that he had been detained. That is, a jury could credit Isom's testimony that she asked plaintiff to
accompany her to the security office and that he agreed to do so. With regard to the battery
claim, Kohl's disputes that Myers touched plaintiff's arm. As set forth above in regard to
plaintiff's motion for imposition of sanctions, I recommend that the district court give an adverseinference instruction establishing a rebuttable presumption that the deleted video footage would
have shown that Myers grabbed plaintiff's arm; however, if Kohl's offers evidence to rebut that
Page 48 - FINDINGS AND RECOMMENDATION

Case 3:12-cv-01385-PK

Document 93

Filed 03/31/14

Page 49 of 50

Page ID#: 2295

presumption, a reasonable jury could conclude that Myers did not touch plaintiff's arm.
Accordingly, plaintiff's motion for summary judgment on his false-imprisonment and battery
claims should be denied.
3.

Summary

Consistent with the foregoing, I recommend that the district court grant plaintiff's motion
for summary judgment on Kohl's second, third, seventh, eighth, and ninth affirmative defenses,
deny plaintiff's motion for summary judgment on Kohl's fifth, sixth, twelfth, and thirteenth
affirmative defenses, and grant in part and deny in part plaintiff's motion for summary judgment
on Kohl's tenth, eleventh, and fifteenth affirmative defenses. I further recommend that the
district court deny plaintiff's motion for summary judgment on his battery and falseimprisonment claims.
CONCLUSION
For the reasons set forth above, plaintiff's motion to amend the memorandum in support
of the motion for imposition of sanctions (#52) is granted and the district court should grant in
part and deny in part plaintiff's motion for imposition of sanctions (#37), grant in part and deny
in part plaintiff's motion for partial summary judgment (#63), and grant in part and deny in part
defendant's motion for summary judgment (#71).
SCHEDULING ORDER
The Findings and Recommendation will be referred to a district judge. Objections, if any,
are due fourteen (14) days from service of the Findings and Recommendation. If no objections
are filed, then the Findings and Recommendation will go under advisement on that date.
If objections are filed, then a response is due fourteen (14) days after being served with a
Page 49 - FINDINGS AND RECOMMENDATION

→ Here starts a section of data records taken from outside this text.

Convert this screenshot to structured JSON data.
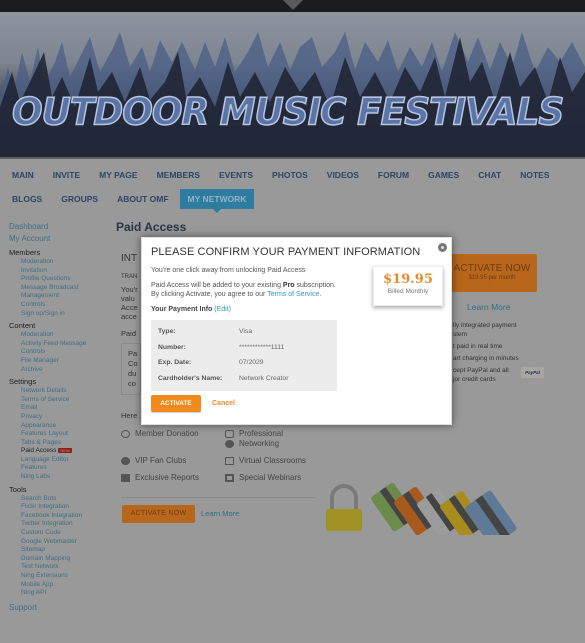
{
  "banner": {
    "title": "OUTDOOR MUSIC FESTIVALS"
  },
  "nav": {
    "row1": [
      "MAIN",
      "INVITE",
      "MY PAGE",
      "MEMBERS",
      "EVENTS",
      "PHOTOS",
      "VIDEOS",
      "FORUM",
      "GAMES",
      "CHAT",
      "NOTES"
    ],
    "row2": [
      "BLOGS",
      "GROUPS",
      "ABOUT OMF",
      "MY NETWORK"
    ],
    "active": "MY NETWORK"
  },
  "sidebar": {
    "dashboard": "Dashboard",
    "my_account": "My Account",
    "sections": [
      {
        "heading": "Members",
        "items": [
          "Moderation",
          "Invitation",
          "Profile Questions",
          "Message Broadcast",
          "Management",
          "Controls",
          "Sign up/Sign in"
        ]
      },
      {
        "heading": "Content",
        "items": [
          "Moderation",
          "Activity Feed Message",
          "Controls",
          "File Manager",
          "Archive"
        ]
      },
      {
        "heading": "Settings",
        "items": [
          "Network Details",
          "Terms of Service",
          "Email",
          "Privacy",
          "Appearance",
          "Features Layout",
          "Tabs & Pages",
          "Paid Access",
          "Language Editor",
          "Features",
          "Ning Labs"
        ]
      },
      {
        "heading": "Tools",
        "items": [
          "Search Bots",
          "Flickr Integration",
          "Facebook Integration",
          "Twitter Integration",
          "Custom Code",
          "Google Webmaster",
          "Sitemap",
          "Domain Mapping",
          "Test Network",
          "Ning Extensions",
          "Mobile App",
          "Ning API"
        ]
      }
    ],
    "current_item": "Paid Access",
    "current_badge": "NEW",
    "support": "Support"
  },
  "main": {
    "title": "Paid Access",
    "fragments": [
      "INT",
      "TRAN",
      "You'r",
      "valu",
      "Acce",
      "acce",
      "Paid",
      "Pa",
      "Co",
      "du",
      "co",
      "Here"
    ],
    "features": [
      {
        "icon": "donation-icon",
        "label": "Member Donation"
      },
      {
        "icon": "chat-icon",
        "label": "Professional"
      },
      {
        "icon": "network-icon",
        "label": "Networking"
      },
      {
        "icon": "badge-icon",
        "label": "VIP Fan Clubs"
      },
      {
        "icon": "book-icon",
        "label": "Virtual Classrooms"
      },
      {
        "icon": "folder-icon",
        "label": "Exclusive Reports"
      },
      {
        "icon": "webinar-icon",
        "label": "Special Webinars"
      }
    ],
    "activate_now": "ACTIVATE NOW",
    "learn_more": "Learn More"
  },
  "promo": {
    "button_title": "ACTIVATE NOW",
    "button_sub": "$19.95 per month",
    "learn_more": "Learn More",
    "benefits": [
      "lly integrated payment",
      "stem",
      "t paid in real time",
      "art charging in minutes",
      "cept PayPal and all",
      "jor credit cards"
    ],
    "paypal": "PayPal"
  },
  "modal": {
    "title": "PLEASE CONFIRM YOUR PAYMENT INFORMATION",
    "intro": "You're one click away from unlocking Paid Access",
    "line1_pre": "Paid Access will be added to your existing ",
    "line1_bold": "Pro",
    "line1_post": " subscription.",
    "line2_pre": "By clicking Activate, you agree to our ",
    "line2_link": "Terms of Service",
    "line2_post": ".",
    "payment_heading": "Your Payment Info",
    "edit_link": "(Edit)",
    "price": "$19.95",
    "billing": "Billed Monthly",
    "payment": [
      {
        "key": "Type:",
        "value": "Visa"
      },
      {
        "key": "Number:",
        "value": "************1111"
      },
      {
        "key": "Exp. Date:",
        "value": "07/2029"
      },
      {
        "key": "Cardholder's Name:",
        "value": "Network Creator"
      }
    ],
    "activate": "ACTIVATE",
    "cancel": "Cancel"
  }
}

Case 3:12-cv-01385-PK

Document 93

Filed 03/31/14

Page 50 of 50

Page ID#: 2296

copy of the objections. When the response is due or filed, whichever date is earlier, the Findings
and Recommendation will go under advisement.

Dated this 31st day of March, 2014.

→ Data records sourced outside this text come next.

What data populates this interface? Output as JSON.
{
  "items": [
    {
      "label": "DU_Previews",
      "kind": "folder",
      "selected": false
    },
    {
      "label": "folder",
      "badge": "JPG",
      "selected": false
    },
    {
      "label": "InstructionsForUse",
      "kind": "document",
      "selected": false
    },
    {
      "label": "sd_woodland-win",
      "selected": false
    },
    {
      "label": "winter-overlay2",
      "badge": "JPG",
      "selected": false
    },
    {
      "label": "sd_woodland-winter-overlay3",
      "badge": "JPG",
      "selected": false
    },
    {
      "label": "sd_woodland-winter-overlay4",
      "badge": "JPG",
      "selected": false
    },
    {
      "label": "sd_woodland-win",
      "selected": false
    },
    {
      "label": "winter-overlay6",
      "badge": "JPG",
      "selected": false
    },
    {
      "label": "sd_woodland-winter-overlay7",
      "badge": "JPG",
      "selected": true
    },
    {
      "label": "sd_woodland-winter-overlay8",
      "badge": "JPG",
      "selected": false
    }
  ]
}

/s/ Paul Papak


Honorable Paul Papak
United States Magistrate Judge

Page 50 - FINDINGS AND RECOMMENDATION